Joe Curtatone - Mayor - Somerville, MA
Mayor of Somerville MA
What is your relationship with the Local Indie Community?
Local businesses are absolutely crucial to our city’s fiscal health – and, in many ways, they define who we are. Somerville is a city of squares – small commercial centers that anchor our densely populated urban neighborhoods. The character of each square is shaped by its local businesses – and Somerville has an incredible variety of shops, restaurants and service businesses that create a bustling and inviting atmosphere in Davis Square, Union Square, Ball Square, Magoun Square, Teele Square, East Broadway. It’s different in each neighborhood, which is part of the fun. Almost all of that local flavor and appeal either comes from, or is reflected by, our local businesses.
If your local indie community was an Animal, what would it be and why?
Oh, come on. One of the best things about our indie community is that it’s got a lot of diversity. It’s not one animal. It’s a whole ark. Okay, I’ll go with a llama: it’s beautiful, useful, valuable – but it’s tough. Hey, if it doesn’t like you, it’ll spit right in your face.
Which local biz would you and your community miss most if it were gone? Why?
I’m a big fan of our locally-owned cafés, like True Grounds, Diesel, Bloc 11, and Sherman. I drink too much espresso – but I’ve also learned to appreciate a good soy chai. But I think the indies I would miss the most if they weren’t here would be our artists. They have so much impact on our city – not just in terms of culture but in terms of our economy. Our new zoning for Union Square is designed to help give local artists, craftspeople and arts-oriented businesses a permanent home base in Somerville.
What one piece of advice from your organizing can you share with the other people and organizations who will see this?
Good transit makes everything better. If you want to promote the indie ethic, be sure to promote good transit service, too.
If you had a message to deliver to all the other organizations and people who are part of this movement, what would it be?

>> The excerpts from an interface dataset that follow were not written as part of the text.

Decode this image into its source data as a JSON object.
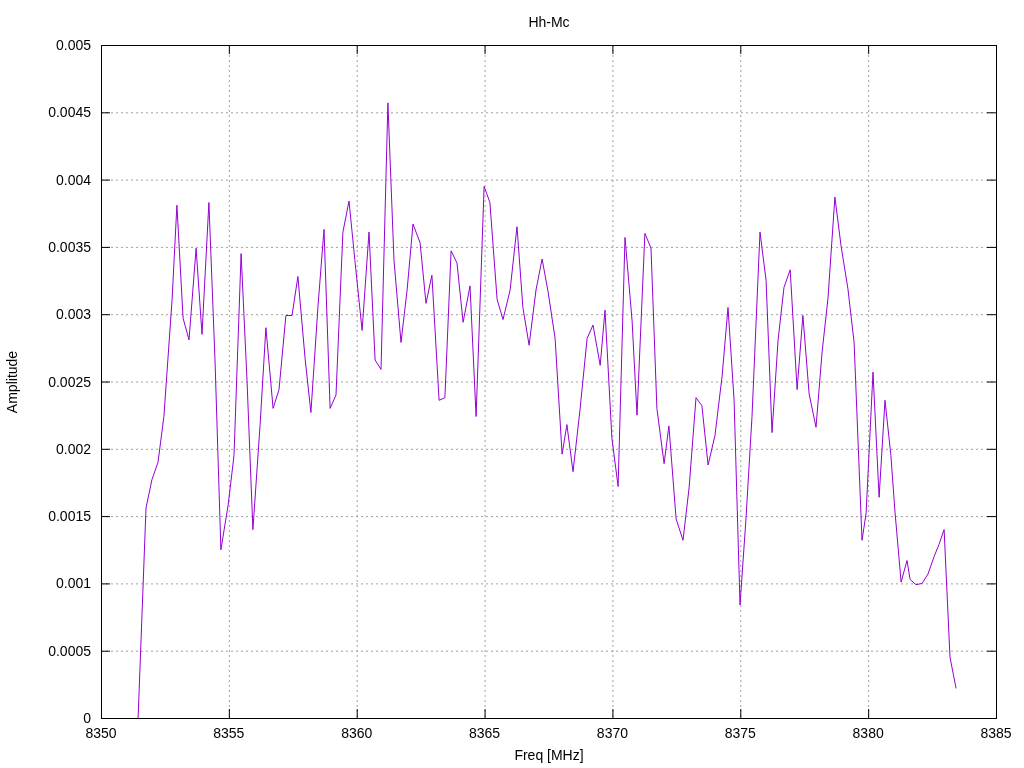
{
  "chart_data": {
    "type": "line",
    "grid": true,
    "title": "Hh-Mc",
    "xlabel": "Freq [MHz]",
    "ylabel": "Amplitude",
    "xlim": [
      8350,
      8385
    ],
    "ylim": [
      0,
      0.005
    ],
    "xticks": [
      8350,
      8355,
      8360,
      8365,
      8370,
      8375,
      8380,
      8385
    ],
    "yticks": [
      {
        "value": 0,
        "label": "0"
      },
      {
        "value": 0.0005,
        "label": "0.0005"
      },
      {
        "value": 0.001,
        "label": "0.001"
      },
      {
        "value": 0.0015,
        "label": "0.0015"
      },
      {
        "value": 0.002,
        "label": "0.002"
      },
      {
        "value": 0.0025,
        "label": "0.0025"
      },
      {
        "value": 0.003,
        "label": "0.003"
      },
      {
        "value": 0.0035,
        "label": "0.0035"
      },
      {
        "value": 0.004,
        "label": "0.004"
      },
      {
        "value": 0.0045,
        "label": "0.0045"
      },
      {
        "value": 0.005,
        "label": "0.005"
      }
    ],
    "x": [
      8351.45,
      8351.76,
      8351.99,
      8352.23,
      8352.46,
      8352.78,
      8352.97,
      8353.21,
      8353.44,
      8353.72,
      8353.95,
      8354.22,
      8354.46,
      8354.69,
      8354.97,
      8355.2,
      8355.48,
      8355.71,
      8355.94,
      8356.22,
      8356.45,
      8356.73,
      8356.96,
      8357.23,
      8357.47,
      8357.7,
      8357.98,
      8358.21,
      8358.49,
      8358.72,
      8358.96,
      8359.19,
      8359.46,
      8359.7,
      8359.93,
      8360.21,
      8360.48,
      8360.72,
      8360.95,
      8361.22,
      8361.46,
      8361.73,
      8361.97,
      8362.2,
      8362.48,
      8362.71,
      8362.94,
      8363.22,
      8363.45,
      8363.69,
      8363.92,
      8364.16,
      8364.43,
      8364.67,
      8364.98,
      8365.21,
      8365.49,
      8365.72,
      8366.0,
      8366.27,
      8366.5,
      8366.74,
      8367.01,
      8367.25,
      8367.48,
      8367.76,
      8368.03,
      8368.22,
      8368.46,
      8368.73,
      8369.01,
      8369.24,
      8369.52,
      8369.71,
      8369.98,
      8370.22,
      8370.49,
      8370.77,
      8370.96,
      8371.27,
      8371.51,
      8371.74,
      8372.02,
      8372.21,
      8372.49,
      8372.76,
      8373.0,
      8373.27,
      8373.5,
      8373.74,
      8374.01,
      8374.29,
      8374.52,
      8374.76,
      8374.99,
      8375.22,
      8375.46,
      8375.77,
      8376.01,
      8376.24,
      8376.48,
      8376.71,
      8376.95,
      8377.22,
      8377.45,
      8377.69,
      8377.96,
      8378.2,
      8378.43,
      8378.7,
      8378.94,
      8379.21,
      8379.45,
      8379.76,
      8379.92,
      8380.19,
      8380.43,
      8380.66,
      8380.89,
      8381.05,
      8381.29,
      8381.52,
      8381.64,
      8381.87,
      8382.11,
      8382.34,
      8382.58,
      8382.77,
      8382.97,
      8383.2,
      8383.44
    ],
    "series": [
      {
        "color": "#9400d3",
        "values": [
          0,
          0.00156,
          0.00177,
          0.0019,
          0.00224,
          0.00311,
          0.00381,
          0.00297,
          0.00281,
          0.00349,
          0.00285,
          0.00383,
          0.00266,
          0.00125,
          0.00158,
          0.00195,
          0.00345,
          0.00251,
          0.0014,
          0.00218,
          0.0029,
          0.0023,
          0.00244,
          0.00299,
          0.00299,
          0.00328,
          0.00267,
          0.00227,
          0.00307,
          0.00363,
          0.0023,
          0.0024,
          0.00361,
          0.00384,
          0.0034,
          0.00288,
          0.00361,
          0.00266,
          0.00259,
          0.00457,
          0.0034,
          0.00279,
          0.00318,
          0.00367,
          0.00353,
          0.00308,
          0.00329,
          0.00236,
          0.00238,
          0.00347,
          0.00338,
          0.00294,
          0.00321,
          0.00224,
          0.00395,
          0.00383,
          0.00311,
          0.00296,
          0.00318,
          0.00365,
          0.00305,
          0.00277,
          0.00318,
          0.00341,
          0.00317,
          0.00282,
          0.00196,
          0.00218,
          0.00183,
          0.00229,
          0.00282,
          0.00292,
          0.00262,
          0.00303,
          0.00208,
          0.00172,
          0.00357,
          0.00295,
          0.00225,
          0.0036,
          0.00349,
          0.0023,
          0.00189,
          0.00217,
          0.00148,
          0.00132,
          0.00171,
          0.00238,
          0.00232,
          0.00188,
          0.0021,
          0.00254,
          0.00305,
          0.00236,
          0.00084,
          0.00147,
          0.00224,
          0.00361,
          0.00325,
          0.00212,
          0.00281,
          0.0032,
          0.00333,
          0.00244,
          0.00299,
          0.00241,
          0.00216,
          0.00272,
          0.00312,
          0.00387,
          0.00351,
          0.00319,
          0.00279,
          0.00132,
          0.00152,
          0.00257,
          0.00164,
          0.00236,
          0.00195,
          0.00153,
          0.00101,
          0.00117,
          0.00103,
          0.00099,
          0.001,
          0.00107,
          0.0012,
          0.00129,
          0.0014,
          0.00045,
          0.00022
        ]
      }
    ]
  }
}
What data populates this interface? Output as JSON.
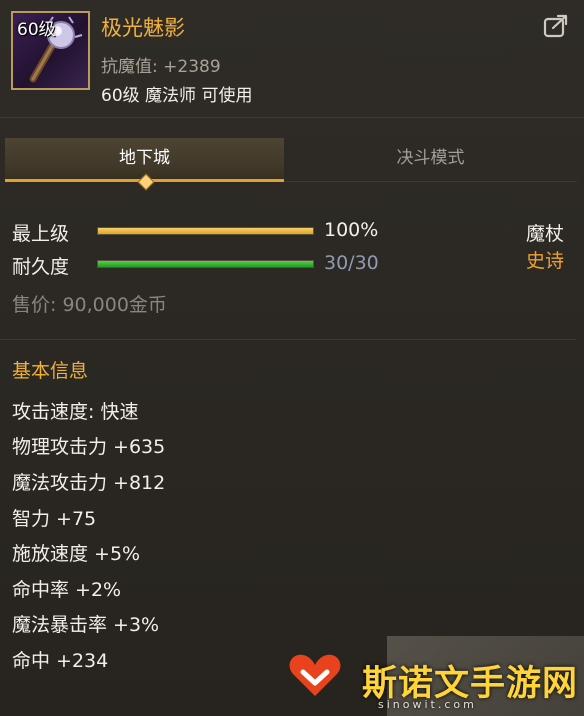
{
  "item": {
    "level_badge": "60级",
    "name": "极光魅影",
    "stat_line": "抗魔值: +2389",
    "requirement": "60级 魔法师 可使用",
    "type": "魔杖",
    "rarity": "史诗",
    "icon": "magic-staff-icon"
  },
  "tabs": [
    {
      "label": "地下城",
      "active": true
    },
    {
      "label": "决斗模式",
      "active": false
    }
  ],
  "bars": {
    "grade": {
      "label": "最上级",
      "value_text": "100%",
      "fill": 1.0
    },
    "durability": {
      "label": "耐久度",
      "value_text": "30/30",
      "fill": 1.0
    }
  },
  "sell_price": "售价: 90,000金币",
  "basic_info": {
    "title": "基本信息",
    "lines": [
      "攻击速度: 快速",
      "物理攻击力 +635",
      "魔法攻击力 +812",
      "智力 +75",
      "施放速度 +5%",
      "命中率 +2%",
      "魔法暴击率 +3%",
      "命中 +234"
    ]
  },
  "watermark": {
    "text": "斯诺文手游网",
    "sub": "sinowit.com"
  },
  "colors": {
    "accent_gold": "#f0b13b",
    "rarity_epic": "#f0a22f",
    "bar_gold": "#e2a226",
    "bar_green": "#219a20",
    "value_blue": "#8f9bb2"
  }
}
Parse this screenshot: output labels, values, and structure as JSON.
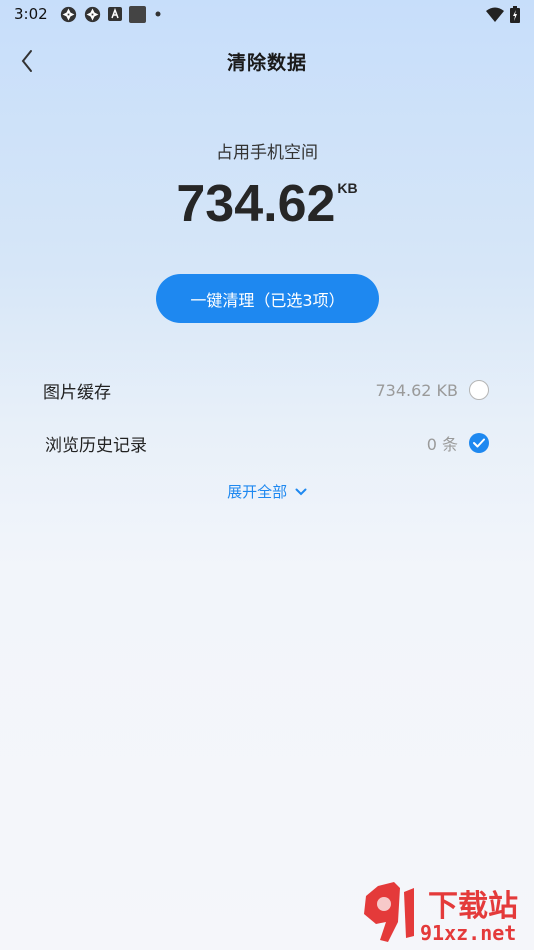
{
  "status_bar": {
    "time": "3:02",
    "left_icons": [
      "aperture-icon",
      "aperture-icon",
      "a-box-icon",
      "square-icon",
      "dot-icon"
    ],
    "right_icons": [
      "wifi-icon",
      "battery-charging-icon"
    ]
  },
  "header": {
    "title": "清除数据",
    "back_icon": "chevron-left-icon"
  },
  "usage": {
    "label": "占用手机空间",
    "value": "734.62",
    "unit": "KB"
  },
  "clean_button": {
    "label": "一键清理（已选3项）"
  },
  "items": [
    {
      "label": "图片缓存",
      "size": "734.62 KB",
      "checked": false
    },
    {
      "label": "浏览历史记录",
      "size": "0 条",
      "checked": true
    }
  ],
  "expand": {
    "label": "展开全部",
    "icon": "chevron-down-icon"
  },
  "watermark": {
    "logo_text": "9",
    "brand_cn": "下载站",
    "brand_en": "91xz.net"
  },
  "colors": {
    "accent": "#1e88f0",
    "logo_red": "#e43a3a"
  }
}
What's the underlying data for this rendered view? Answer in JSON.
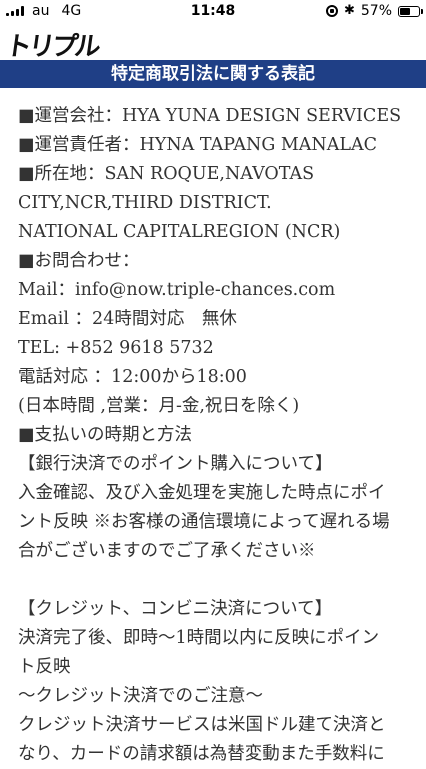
{
  "status_bar": {
    "carrier": "au",
    "network": "4G",
    "time": "11:48",
    "battery_level": 0.57,
    "battery_text": "57%"
  },
  "header": {
    "logo_text": "トリプル"
  },
  "page": {
    "title": "特定商取引法に関する表記"
  },
  "content": {
    "lines": [
      "■運営会社：HYA YUNA DESIGN SERVICES",
      "■運営責任者：HYNA TAPANG MANALAC",
      "■所在地：SAN ROQUE,NAVOTAS",
      "CITY,NCR,THIRD DISTRICT.",
      "NATIONAL CAPITALREGION (NCR)",
      "■お問合わせ：",
      "Mail：info@now.triple-chances.com",
      "Email ：24時間対応　無休",
      "TEL: +852 9618 5732",
      "電話対応 ：12:00から18:00",
      "(日本時間 ,営業：月-金,祝日を除く)",
      "■支払いの時期と方法",
      "【銀行決済でのポイント購入について】",
      "入金確認、及び入金処理を実施した時点にポイ",
      "ント反映 ※お客様の通信環境によって遅れる場",
      "合がございますのでご了承ください※",
      "",
      "【クレジット、コンビニ決済について】",
      "決済完了後、即時〜1時間以内に反映にポイン",
      "ト反映",
      "〜クレジット決済でのご注意〜",
      "クレジット決済サービスは米国ドル建て決済と",
      "なり、カードの請求額は為替変動また手数料に"
    ]
  }
}
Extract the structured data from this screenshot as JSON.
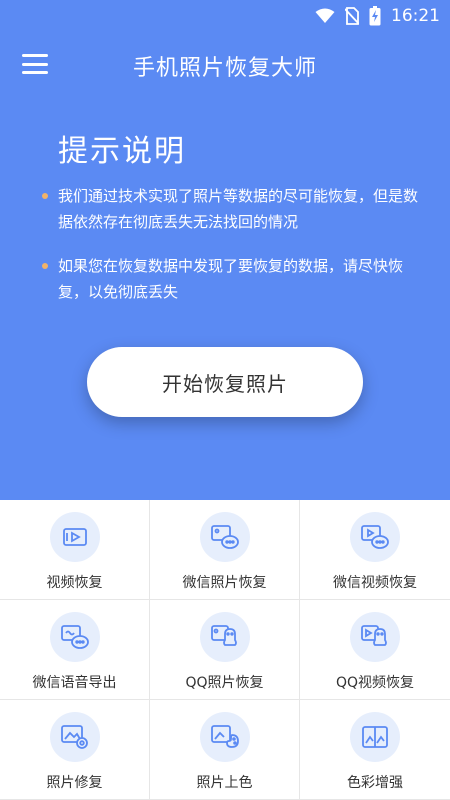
{
  "status_bar": {
    "time": "16:21",
    "icons": [
      "wifi-icon",
      "no-sim-icon",
      "battery-charging-icon"
    ]
  },
  "app_bar": {
    "title": "手机照片恢复大师",
    "menu_icon": "menu-icon"
  },
  "tips": {
    "title": "提示说明",
    "items": [
      "我们通过技术实现了照片等数据的尽可能恢复，但是数据依然存在彻底丢失无法找回的情况",
      "如果您在恢复数据中发现了要恢复的数据，请尽快恢复，以免彻底丢失"
    ]
  },
  "start_button": {
    "label": "开始恢复照片"
  },
  "features": [
    {
      "label": "视频恢复",
      "icon": "video-icon"
    },
    {
      "label": "微信照片恢复",
      "icon": "wechat-photo-icon"
    },
    {
      "label": "微信视频恢复",
      "icon": "wechat-video-icon"
    },
    {
      "label": "微信语音导出",
      "icon": "wechat-voice-icon"
    },
    {
      "label": "QQ照片恢复",
      "icon": "qq-photo-icon"
    },
    {
      "label": "QQ视频恢复",
      "icon": "qq-video-icon"
    },
    {
      "label": "照片修复",
      "icon": "photo-repair-icon"
    },
    {
      "label": "照片上色",
      "icon": "photo-color-icon"
    },
    {
      "label": "色彩增强",
      "icon": "color-enhance-icon"
    }
  ],
  "colors": {
    "primary": "#5b8af3",
    "accent_dot": "#f2b36a",
    "icon_bg": "#e6eefc",
    "icon_stroke": "#5b8af3"
  }
}
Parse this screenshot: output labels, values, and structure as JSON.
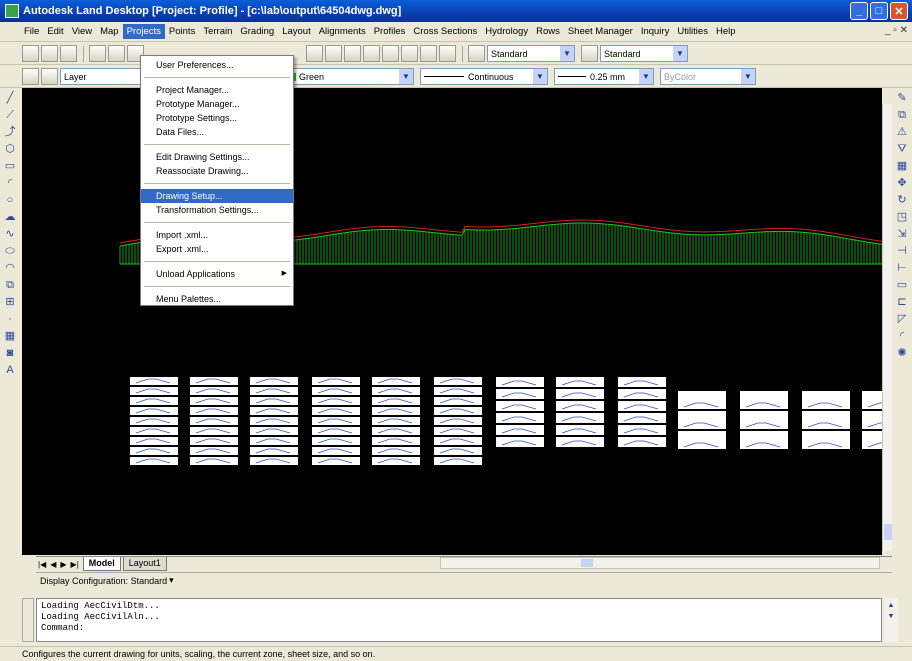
{
  "window": {
    "title": "Autodesk Land Desktop [Project: Profile] - [c:\\lab\\output\\64504dwg.dwg]",
    "controls": [
      "_",
      "□",
      "✕"
    ]
  },
  "menubar": {
    "items": [
      "File",
      "Edit",
      "View",
      "Map",
      "Projects",
      "Points",
      "Terrain",
      "Grading",
      "Layout",
      "Alignments",
      "Profiles",
      "Cross Sections",
      "Hydrology",
      "Rows",
      "Sheet Manager",
      "Inquiry",
      "Utilities",
      "Help"
    ],
    "active": "Projects",
    "mdi_controls": "_ ▫ ✕"
  },
  "toolbar": {
    "style_combo": "Standard",
    "dim_combo": "Standard",
    "layer_combo": "Layer",
    "color_combo": "Green",
    "linetype_combo": "Continuous",
    "lineweight_combo": "0.25 mm",
    "plotstyle_combo": "ByColor"
  },
  "projects_menu": {
    "items": [
      {
        "label": "User Preferences...",
        "group": 0
      },
      {
        "label": "Project Manager...",
        "group": 1
      },
      {
        "label": "Prototype Manager...",
        "group": 1
      },
      {
        "label": "Prototype Settings...",
        "group": 1
      },
      {
        "label": "Data Files...",
        "group": 1
      },
      {
        "label": "Edit Drawing Settings...",
        "group": 2
      },
      {
        "label": "Reassociate Drawing...",
        "group": 2
      },
      {
        "label": "Drawing Setup...",
        "group": 3,
        "highlighted": true
      },
      {
        "label": "Transformation Settings...",
        "group": 3
      },
      {
        "label": "Import .xml...",
        "group": 4
      },
      {
        "label": "Export .xml...",
        "group": 4
      },
      {
        "label": "Unload Applications",
        "group": 5,
        "submenu": true
      },
      {
        "label": "Menu Palettes...",
        "group": 6
      }
    ]
  },
  "layout_tabs": {
    "tabs": [
      "Model",
      "Layout1"
    ],
    "active": "Model"
  },
  "display_config": {
    "label": "Display Configuration:",
    "value": "Standard"
  },
  "command_window": {
    "lines": [
      "Loading AecCivilDtm...",
      "Loading AecCivilAln..."
    ],
    "prompt": "Command:"
  },
  "status_text": "Configures the current drawing for units, scaling, the current zone, sheet size, and so on.",
  "colors": {
    "titlebar": "#0a3fb0",
    "canvas": "#000000",
    "profile_green": "#18c818",
    "profile_red": "#d42020",
    "highlight": "#316ac5"
  }
}
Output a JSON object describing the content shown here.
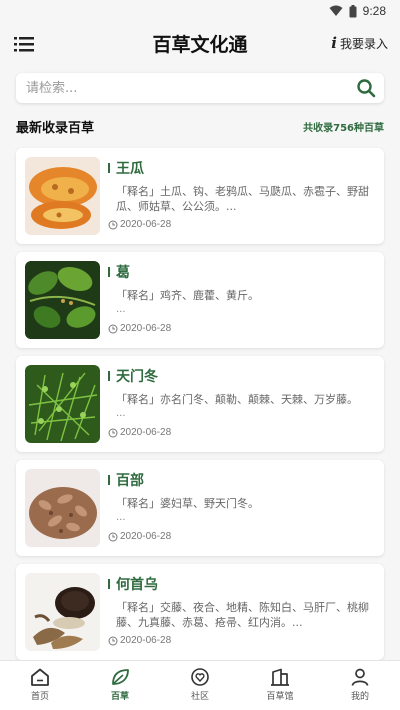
{
  "status_bar": {
    "time": "9:28"
  },
  "app_bar": {
    "title": "百草文化通",
    "contribute_label": "我要录入"
  },
  "search": {
    "placeholder": "请检索..."
  },
  "section": {
    "title": "最新收录百草",
    "count": "共收录756种百草"
  },
  "herbs": [
    {
      "name": "王瓜",
      "desc": "「释名」土瓜、钩、老鸦瓜、马瓞瓜、赤雹子、野甜瓜、师姑草、公公须。...",
      "more": "",
      "date": "2020-06-28",
      "image": "orange-gourd"
    },
    {
      "name": "葛",
      "desc": "「释名」鸡齐、鹿藿、黄斤。",
      "more": "...",
      "date": "2020-06-28",
      "image": "green-vine"
    },
    {
      "name": "天门冬",
      "desc": "「释名」亦名门冬、颠勒、颠棘、天棘、万岁藤。",
      "more": "...",
      "date": "2020-06-28",
      "image": "fern-foliage"
    },
    {
      "name": "百部",
      "desc": "「释名」婆妇草、野天门冬。",
      "more": "...",
      "date": "2020-06-28",
      "image": "dried-slices"
    },
    {
      "name": "何首乌",
      "desc": "「释名」交藤、夜合、地精、陈知白、马肝厂、桃柳藤、九真藤、赤葛、疮帚、红内消。...",
      "more": "",
      "date": "2020-06-28",
      "image": "dark-root"
    }
  ],
  "tabs": [
    {
      "label": "首页",
      "icon": "home-icon",
      "active": false
    },
    {
      "label": "百草",
      "icon": "leaf-icon",
      "active": true
    },
    {
      "label": "社区",
      "icon": "heart-icon",
      "active": false
    },
    {
      "label": "百草馆",
      "icon": "building-icon",
      "active": false
    },
    {
      "label": "我的",
      "icon": "person-icon",
      "active": false
    }
  ],
  "colors": {
    "accent": "#2f6b3f",
    "background": "#f6f6f6"
  }
}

As we finally start to face the reality of climate change and the end of cheap gasoline, people are going to want to live, work and play in a community where retail, residential, office, light industrial and entertainment are all mixed together. That’s the kind of community where locally-owned businesses thrive. We have to stop thinking in terms of malls and office parks and residential developments – and get back to thinking in terms of neighborhoods. And when we do that, we can see the huge value of independent, local businesses.